Postal Service decision sensible
I agree with the U.S. Postal Service decision to reduce expenses by eliminating one delivery day per week.
As a recent Times article stated, the service faces incredible competition from various sources, not the least of which are the Internet, United Parcel Service and Federal Express.
UPS and FedEx get to cherry pick the most profitable business, while the USPS must deliver to almost everywhere on the map. This makes for a very challenging, if not impossible, business model for financial success.
I would even be in favor of limiting home delivery to four days per week. Why not? However, please leave Saturday delivery in the equation. Many families pay their bills on the weekend, and enjoy and respond to other mail.
Why not follow the example of the neighborhood barber and stop delivery on Mondays? Monday is usually a light mail day anyway. Keep Saturday delivery.
As to my four-day-per-week formula? Why not Monday, Wednesday, Friday and Saturday?
Common-sense gun reductions
Simply put, more guns equal more gun-related deaths.
Look at what Australia has accomplished with its gun control laws. Let your voice be heard less the gun manufacturers decide the current gun control issue.
Via their NRA mouthpiece, manufacturers
While we cannot eliminate all gun risks, we can certainly reduce these risks using common sense and learning from others.
Bridge toll abomination?
The Golden Gate, Bay, San Mateo, Benicia and Martinez bridges were built using constructions bonds that were stated to be paid by collecting tolls.
What then is the real justification for collecting tolls when bonds are paid?
Particularly when current 60% of our relatively high gas taxes are earmarked for highway and bridge construction.
California gas tax of 67 cents per gallon is well above national average of
49 cents and exceeded only by New York at 69 cents.
Toll collections in any manner only create unnecessary delays and more "tax collectors".
The proposed new "Pay-by-plate" for the Golden Gate Bridge is not the solution.
Just like FasTrak it will just transfer costs to backroom jobs and increased confusion for residents and visitors alike.
Paul W. Van Etten
Proposed Safeway is not needed
This is regarding the proposed development, The Orchards at Walnut Creek. If another Safeway superstore and other stores are built in the area of Ygnacio Valley and Oak Grove roads, there will be no more orchard, prairie dogs, or open space left in our neighborhood.

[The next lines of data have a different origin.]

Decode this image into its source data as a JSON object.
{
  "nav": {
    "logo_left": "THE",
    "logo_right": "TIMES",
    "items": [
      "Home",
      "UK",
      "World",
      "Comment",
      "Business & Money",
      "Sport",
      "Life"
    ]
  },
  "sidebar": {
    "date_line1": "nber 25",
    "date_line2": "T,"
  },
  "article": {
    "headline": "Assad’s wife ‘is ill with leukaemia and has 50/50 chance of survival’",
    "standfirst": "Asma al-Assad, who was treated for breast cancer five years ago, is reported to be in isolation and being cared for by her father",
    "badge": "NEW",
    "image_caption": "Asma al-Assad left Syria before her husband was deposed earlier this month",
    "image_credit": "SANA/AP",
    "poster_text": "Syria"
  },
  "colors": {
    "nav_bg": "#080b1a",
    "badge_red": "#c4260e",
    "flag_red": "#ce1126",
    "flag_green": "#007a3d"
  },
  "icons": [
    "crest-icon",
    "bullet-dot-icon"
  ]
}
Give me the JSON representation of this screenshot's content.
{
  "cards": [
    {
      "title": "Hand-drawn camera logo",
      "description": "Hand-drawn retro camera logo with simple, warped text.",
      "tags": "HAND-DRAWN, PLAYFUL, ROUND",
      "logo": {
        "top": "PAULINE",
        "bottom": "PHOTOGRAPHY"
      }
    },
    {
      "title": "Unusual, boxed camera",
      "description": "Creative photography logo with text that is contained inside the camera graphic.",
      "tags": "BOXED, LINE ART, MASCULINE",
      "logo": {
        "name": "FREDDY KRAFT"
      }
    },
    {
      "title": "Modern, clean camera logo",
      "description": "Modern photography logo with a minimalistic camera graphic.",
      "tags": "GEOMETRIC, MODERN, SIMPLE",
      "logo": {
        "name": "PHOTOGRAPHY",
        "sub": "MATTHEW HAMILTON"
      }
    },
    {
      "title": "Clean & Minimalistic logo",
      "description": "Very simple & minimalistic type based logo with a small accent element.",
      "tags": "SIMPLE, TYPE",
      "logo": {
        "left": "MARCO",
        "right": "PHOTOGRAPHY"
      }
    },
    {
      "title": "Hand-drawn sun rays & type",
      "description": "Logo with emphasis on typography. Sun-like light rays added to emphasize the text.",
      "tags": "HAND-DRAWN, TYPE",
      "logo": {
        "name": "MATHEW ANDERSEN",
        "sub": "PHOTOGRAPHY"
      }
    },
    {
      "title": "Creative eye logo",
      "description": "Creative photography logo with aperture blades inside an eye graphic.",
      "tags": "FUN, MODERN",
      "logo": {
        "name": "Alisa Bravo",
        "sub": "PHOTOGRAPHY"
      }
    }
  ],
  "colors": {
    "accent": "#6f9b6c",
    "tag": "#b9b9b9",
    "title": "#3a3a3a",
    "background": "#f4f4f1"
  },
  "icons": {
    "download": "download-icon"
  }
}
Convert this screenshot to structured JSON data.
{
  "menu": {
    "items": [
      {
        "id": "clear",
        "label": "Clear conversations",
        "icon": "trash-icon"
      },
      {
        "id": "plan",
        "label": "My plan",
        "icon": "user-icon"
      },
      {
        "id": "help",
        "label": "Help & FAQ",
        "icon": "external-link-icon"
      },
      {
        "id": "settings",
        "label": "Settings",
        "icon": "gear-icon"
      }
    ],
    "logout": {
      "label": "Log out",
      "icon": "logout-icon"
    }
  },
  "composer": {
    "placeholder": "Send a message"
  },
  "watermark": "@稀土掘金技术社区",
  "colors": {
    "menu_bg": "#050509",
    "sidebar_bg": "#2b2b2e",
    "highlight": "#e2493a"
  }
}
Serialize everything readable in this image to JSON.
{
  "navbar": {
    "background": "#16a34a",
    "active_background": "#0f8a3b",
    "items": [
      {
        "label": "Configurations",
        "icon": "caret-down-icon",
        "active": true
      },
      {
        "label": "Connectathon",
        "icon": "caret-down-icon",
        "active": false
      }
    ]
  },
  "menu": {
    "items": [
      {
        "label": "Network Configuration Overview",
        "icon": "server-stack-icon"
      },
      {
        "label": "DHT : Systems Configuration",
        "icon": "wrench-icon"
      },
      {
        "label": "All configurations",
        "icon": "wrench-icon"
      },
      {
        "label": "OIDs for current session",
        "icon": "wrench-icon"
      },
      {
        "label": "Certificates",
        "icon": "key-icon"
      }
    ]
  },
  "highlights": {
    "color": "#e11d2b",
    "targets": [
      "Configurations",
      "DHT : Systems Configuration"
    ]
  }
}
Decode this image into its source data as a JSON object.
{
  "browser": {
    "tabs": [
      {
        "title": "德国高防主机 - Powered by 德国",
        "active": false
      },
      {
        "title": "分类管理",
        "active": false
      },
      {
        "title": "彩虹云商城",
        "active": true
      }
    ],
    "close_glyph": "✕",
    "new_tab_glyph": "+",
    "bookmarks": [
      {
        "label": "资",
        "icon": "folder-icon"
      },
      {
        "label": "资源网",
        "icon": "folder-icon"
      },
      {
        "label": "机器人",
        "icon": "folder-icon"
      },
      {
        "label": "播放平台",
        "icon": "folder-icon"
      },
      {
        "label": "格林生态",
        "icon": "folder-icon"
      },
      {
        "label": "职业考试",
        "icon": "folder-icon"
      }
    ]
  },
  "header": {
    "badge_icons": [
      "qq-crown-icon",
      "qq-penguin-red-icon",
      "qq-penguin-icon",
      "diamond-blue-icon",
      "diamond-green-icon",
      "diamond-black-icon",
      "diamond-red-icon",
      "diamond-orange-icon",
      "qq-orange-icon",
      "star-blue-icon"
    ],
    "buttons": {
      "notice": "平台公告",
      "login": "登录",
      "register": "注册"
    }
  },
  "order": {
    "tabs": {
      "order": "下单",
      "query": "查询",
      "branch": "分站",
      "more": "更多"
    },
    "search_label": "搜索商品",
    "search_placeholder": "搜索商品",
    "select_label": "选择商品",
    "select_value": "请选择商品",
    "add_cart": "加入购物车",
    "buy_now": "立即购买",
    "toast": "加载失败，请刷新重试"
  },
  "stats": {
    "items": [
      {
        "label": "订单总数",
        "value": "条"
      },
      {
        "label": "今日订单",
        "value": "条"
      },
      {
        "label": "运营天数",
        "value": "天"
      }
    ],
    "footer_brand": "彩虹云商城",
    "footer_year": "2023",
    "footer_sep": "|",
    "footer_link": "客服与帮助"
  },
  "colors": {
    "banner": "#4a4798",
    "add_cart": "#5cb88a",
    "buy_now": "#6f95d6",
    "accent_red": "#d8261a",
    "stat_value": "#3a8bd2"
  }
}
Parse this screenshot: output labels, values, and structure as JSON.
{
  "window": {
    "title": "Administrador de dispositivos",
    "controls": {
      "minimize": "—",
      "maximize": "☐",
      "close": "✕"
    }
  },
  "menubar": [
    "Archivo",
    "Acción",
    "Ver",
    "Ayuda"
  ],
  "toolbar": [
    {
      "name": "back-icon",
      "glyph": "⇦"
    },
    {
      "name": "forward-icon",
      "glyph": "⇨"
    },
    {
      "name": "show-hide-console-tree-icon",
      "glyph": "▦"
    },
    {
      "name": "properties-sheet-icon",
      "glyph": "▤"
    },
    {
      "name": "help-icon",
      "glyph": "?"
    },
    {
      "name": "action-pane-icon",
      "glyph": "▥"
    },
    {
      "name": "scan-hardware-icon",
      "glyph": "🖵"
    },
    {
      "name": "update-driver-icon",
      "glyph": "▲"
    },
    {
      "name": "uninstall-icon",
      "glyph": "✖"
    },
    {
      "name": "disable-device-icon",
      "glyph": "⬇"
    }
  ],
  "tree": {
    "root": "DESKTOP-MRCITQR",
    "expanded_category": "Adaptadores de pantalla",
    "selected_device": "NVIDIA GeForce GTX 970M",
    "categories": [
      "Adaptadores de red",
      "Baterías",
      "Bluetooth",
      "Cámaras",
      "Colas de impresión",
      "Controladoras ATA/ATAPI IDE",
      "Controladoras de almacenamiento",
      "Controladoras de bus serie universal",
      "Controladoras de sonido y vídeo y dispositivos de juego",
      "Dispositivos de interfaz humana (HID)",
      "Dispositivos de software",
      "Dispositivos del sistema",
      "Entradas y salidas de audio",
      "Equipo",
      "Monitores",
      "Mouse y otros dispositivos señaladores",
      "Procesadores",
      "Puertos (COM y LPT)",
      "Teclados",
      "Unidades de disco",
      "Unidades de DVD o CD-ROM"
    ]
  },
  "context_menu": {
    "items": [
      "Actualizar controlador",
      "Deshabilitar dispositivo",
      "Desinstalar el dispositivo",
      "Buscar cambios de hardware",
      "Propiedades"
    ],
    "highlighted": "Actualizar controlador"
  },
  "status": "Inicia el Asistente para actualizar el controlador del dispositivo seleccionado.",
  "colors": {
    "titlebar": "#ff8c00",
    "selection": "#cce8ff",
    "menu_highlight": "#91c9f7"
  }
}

The last thing this town needs is more shopping areas. Create a nice open-air educational center surrounded by trees and shrubs to block out traffic noise. Build an elevated walkway over Ygnacio and update the existing Encina Grande Shopping Center.
I am a power wheelchair user and I prefer to shop at Encina because I can go there in my wheelchair. I usually see other wheelchair users at Encina, too. Traffic on the back roads is not a problem.
We like our Safeway the way it is. The city claims the new center will create jobs. If the Safeway at Encina closes, the small businesses already there will close. People will lose jobs.
And what about the traffic? That's just what Ygnacio Valley and Oak Grove roads need -- more traffic! Leave the prairie dogs alone.